Give all of the records again precisely, excluding whatever pictures they contain.
"""
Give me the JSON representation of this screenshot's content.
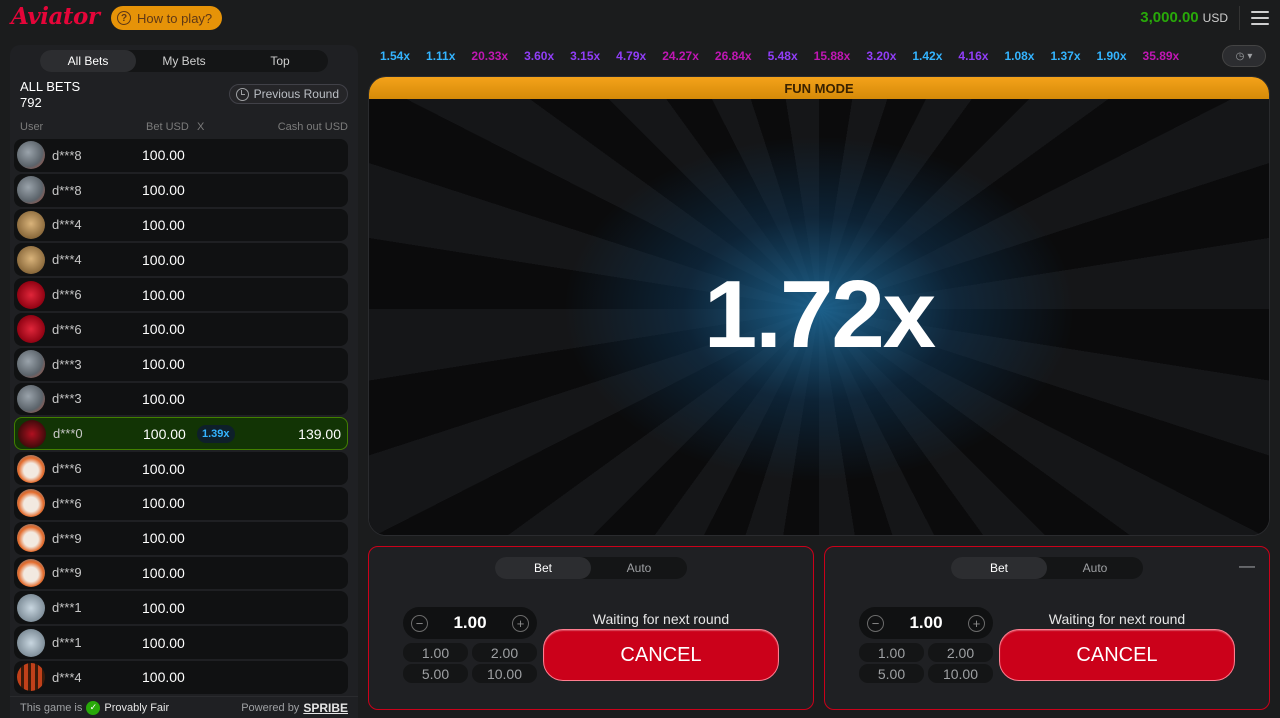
{
  "header": {
    "logo": "Aviator",
    "how_to_play": "How to play?",
    "balance": "3,000.00",
    "currency": "USD"
  },
  "bets_panel": {
    "tabs": [
      "All Bets",
      "My Bets",
      "Top"
    ],
    "active_tab": "All Bets",
    "title": "ALL BETS",
    "count": "792",
    "previous_round": "Previous Round",
    "columns": {
      "user": "User",
      "bet": "Bet USD",
      "x": "X",
      "cashout": "Cash out USD"
    },
    "rows": [
      {
        "user": "d***8",
        "bet": "100.00",
        "mult": "",
        "cashout": "",
        "avatar": "robot",
        "win": false
      },
      {
        "user": "d***8",
        "bet": "100.00",
        "mult": "",
        "cashout": "",
        "avatar": "robot",
        "win": false
      },
      {
        "user": "d***4",
        "bet": "100.00",
        "mult": "",
        "cashout": "",
        "avatar": "lion",
        "win": false
      },
      {
        "user": "d***4",
        "bet": "100.00",
        "mult": "",
        "cashout": "",
        "avatar": "lion",
        "win": false
      },
      {
        "user": "d***6",
        "bet": "100.00",
        "mult": "",
        "cashout": "",
        "avatar": "dice",
        "win": false
      },
      {
        "user": "d***6",
        "bet": "100.00",
        "mult": "",
        "cashout": "",
        "avatar": "dice",
        "win": false
      },
      {
        "user": "d***3",
        "bet": "100.00",
        "mult": "",
        "cashout": "",
        "avatar": "robot",
        "win": false
      },
      {
        "user": "d***3",
        "bet": "100.00",
        "mult": "",
        "cashout": "",
        "avatar": "robot",
        "win": false
      },
      {
        "user": "d***0",
        "bet": "100.00",
        "mult": "1.39x",
        "cashout": "139.00",
        "avatar": "car",
        "win": true
      },
      {
        "user": "d***6",
        "bet": "100.00",
        "mult": "",
        "cashout": "",
        "avatar": "penguin",
        "win": false
      },
      {
        "user": "d***6",
        "bet": "100.00",
        "mult": "",
        "cashout": "",
        "avatar": "penguin",
        "win": false
      },
      {
        "user": "d***9",
        "bet": "100.00",
        "mult": "",
        "cashout": "",
        "avatar": "penguin",
        "win": false
      },
      {
        "user": "d***9",
        "bet": "100.00",
        "mult": "",
        "cashout": "",
        "avatar": "penguin",
        "win": false
      },
      {
        "user": "d***1",
        "bet": "100.00",
        "mult": "",
        "cashout": "",
        "avatar": "money",
        "win": false
      },
      {
        "user": "d***1",
        "bet": "100.00",
        "mult": "",
        "cashout": "",
        "avatar": "money",
        "win": false
      },
      {
        "user": "d***4",
        "bet": "100.00",
        "mult": "",
        "cashout": "",
        "avatar": "flame",
        "win": false
      }
    ],
    "footer": {
      "game_is": "This game is",
      "provably_fair": "Provably Fair",
      "powered_by": "Powered by",
      "brand": "SPRIBE"
    }
  },
  "history": [
    {
      "value": "1.54x",
      "tone": "blue"
    },
    {
      "value": "1.11x",
      "tone": "blue"
    },
    {
      "value": "20.33x",
      "tone": "pink"
    },
    {
      "value": "3.60x",
      "tone": "purple"
    },
    {
      "value": "3.15x",
      "tone": "purple"
    },
    {
      "value": "4.79x",
      "tone": "purple"
    },
    {
      "value": "24.27x",
      "tone": "pink"
    },
    {
      "value": "26.84x",
      "tone": "pink"
    },
    {
      "value": "5.48x",
      "tone": "purple"
    },
    {
      "value": "15.88x",
      "tone": "pink"
    },
    {
      "value": "3.20x",
      "tone": "purple"
    },
    {
      "value": "1.42x",
      "tone": "blue"
    },
    {
      "value": "4.16x",
      "tone": "purple"
    },
    {
      "value": "1.08x",
      "tone": "blue"
    },
    {
      "value": "1.37x",
      "tone": "blue"
    },
    {
      "value": "1.90x",
      "tone": "blue"
    },
    {
      "value": "35.89x",
      "tone": "pink"
    }
  ],
  "game": {
    "mode_banner": "FUN MODE",
    "multiplier": "1.72x"
  },
  "bet_panels": [
    {
      "tabs": [
        "Bet",
        "Auto"
      ],
      "amount": "1.00",
      "quick": [
        "1.00",
        "2.00",
        "5.00",
        "10.00"
      ],
      "status": "Waiting for next round",
      "action": "CANCEL"
    },
    {
      "tabs": [
        "Bet",
        "Auto"
      ],
      "amount": "1.00",
      "quick": [
        "1.00",
        "2.00",
        "5.00",
        "10.00"
      ],
      "status": "Waiting for next round",
      "action": "CANCEL"
    }
  ],
  "colors": {
    "brand_red": "#e50539",
    "balance_green": "#28a909",
    "fun_mode_orange": "#e69308",
    "win_green": "#123405",
    "blue": "#34b4ff",
    "purple": "#913ef8",
    "pink": "#c017b4"
  }
}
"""
■ ANSWER FOR THE TASK ■
Give me the JSON representation of this screenshot's content.
{
  "header": {
    "logo": "Aviator",
    "how_to_play": "How to play?",
    "balance": "3,000.00",
    "currency": "USD"
  },
  "bets_panel": {
    "tabs": [
      "All Bets",
      "My Bets",
      "Top"
    ],
    "active_tab": "All Bets",
    "title": "ALL BETS",
    "count": "792",
    "previous_round": "Previous Round",
    "columns": {
      "user": "User",
      "bet": "Bet USD",
      "x": "X",
      "cashout": "Cash out USD"
    },
    "rows": [
      {
        "user": "d***8",
        "bet": "100.00",
        "mult": "",
        "cashout": "",
        "avatar": "robot",
        "win": false
      },
      {
        "user": "d***8",
        "bet": "100.00",
        "mult": "",
        "cashout": "",
        "avatar": "robot",
        "win": false
      },
      {
        "user": "d***4",
        "bet": "100.00",
        "mult": "",
        "cashout": "",
        "avatar": "lion",
        "win": false
      },
      {
        "user": "d***4",
        "bet": "100.00",
        "mult": "",
        "cashout": "",
        "avatar": "lion",
        "win": false
      },
      {
        "user": "d***6",
        "bet": "100.00",
        "mult": "",
        "cashout": "",
        "avatar": "dice",
        "win": false
      },
      {
        "user": "d***6",
        "bet": "100.00",
        "mult": "",
        "cashout": "",
        "avatar": "dice",
        "win": false
      },
      {
        "user": "d***3",
        "bet": "100.00",
        "mult": "",
        "cashout": "",
        "avatar": "robot",
        "win": false
      },
      {
        "user": "d***3",
        "bet": "100.00",
        "mult": "",
        "cashout": "",
        "avatar": "robot",
        "win": false
      },
      {
        "user": "d***0",
        "bet": "100.00",
        "mult": "1.39x",
        "cashout": "139.00",
        "avatar": "car",
        "win": true
      },
      {
        "user": "d***6",
        "bet": "100.00",
        "mult": "",
        "cashout": "",
        "avatar": "penguin",
        "win": false
      },
      {
        "user": "d***6",
        "bet": "100.00",
        "mult": "",
        "cashout": "",
        "avatar": "penguin",
        "win": false
      },
      {
        "user": "d***9",
        "bet": "100.00",
        "mult": "",
        "cashout": "",
        "avatar": "penguin",
        "win": false
      },
      {
        "user": "d***9",
        "bet": "100.00",
        "mult": "",
        "cashout": "",
        "avatar": "penguin",
        "win": false
      },
      {
        "user": "d***1",
        "bet": "100.00",
        "mult": "",
        "cashout": "",
        "avatar": "money",
        "win": false
      },
      {
        "user": "d***1",
        "bet": "100.00",
        "mult": "",
        "cashout": "",
        "avatar": "money",
        "win": false
      },
      {
        "user": "d***4",
        "bet": "100.00",
        "mult": "",
        "cashout": "",
        "avatar": "flame",
        "win": false
      }
    ],
    "footer": {
      "game_is": "This game is",
      "provably_fair": "Provably Fair",
      "powered_by": "Powered by",
      "brand": "SPRIBE"
    }
  },
  "history": [
    {
      "value": "1.54x",
      "tone": "blue"
    },
    {
      "value": "1.11x",
      "tone": "blue"
    },
    {
      "value": "20.33x",
      "tone": "pink"
    },
    {
      "value": "3.60x",
      "tone": "purple"
    },
    {
      "value": "3.15x",
      "tone": "purple"
    },
    {
      "value": "4.79x",
      "tone": "purple"
    },
    {
      "value": "24.27x",
      "tone": "pink"
    },
    {
      "value": "26.84x",
      "tone": "pink"
    },
    {
      "value": "5.48x",
      "tone": "purple"
    },
    {
      "value": "15.88x",
      "tone": "pink"
    },
    {
      "value": "3.20x",
      "tone": "purple"
    },
    {
      "value": "1.42x",
      "tone": "blue"
    },
    {
      "value": "4.16x",
      "tone": "purple"
    },
    {
      "value": "1.08x",
      "tone": "blue"
    },
    {
      "value": "1.37x",
      "tone": "blue"
    },
    {
      "value": "1.90x",
      "tone": "blue"
    },
    {
      "value": "35.89x",
      "tone": "pink"
    }
  ],
  "game": {
    "mode_banner": "FUN MODE",
    "multiplier": "1.72x"
  },
  "bet_panels": [
    {
      "tabs": [
        "Bet",
        "Auto"
      ],
      "amount": "1.00",
      "quick": [
        "1.00",
        "2.00",
        "5.00",
        "10.00"
      ],
      "status": "Waiting for next round",
      "action": "CANCEL"
    },
    {
      "tabs": [
        "Bet",
        "Auto"
      ],
      "amount": "1.00",
      "quick": [
        "1.00",
        "2.00",
        "5.00",
        "10.00"
      ],
      "status": "Waiting for next round",
      "action": "CANCEL"
    }
  ],
  "colors": {
    "brand_red": "#e50539",
    "balance_green": "#28a909",
    "fun_mode_orange": "#e69308",
    "win_green": "#123405",
    "blue": "#34b4ff",
    "purple": "#913ef8",
    "pink": "#c017b4"
  }
}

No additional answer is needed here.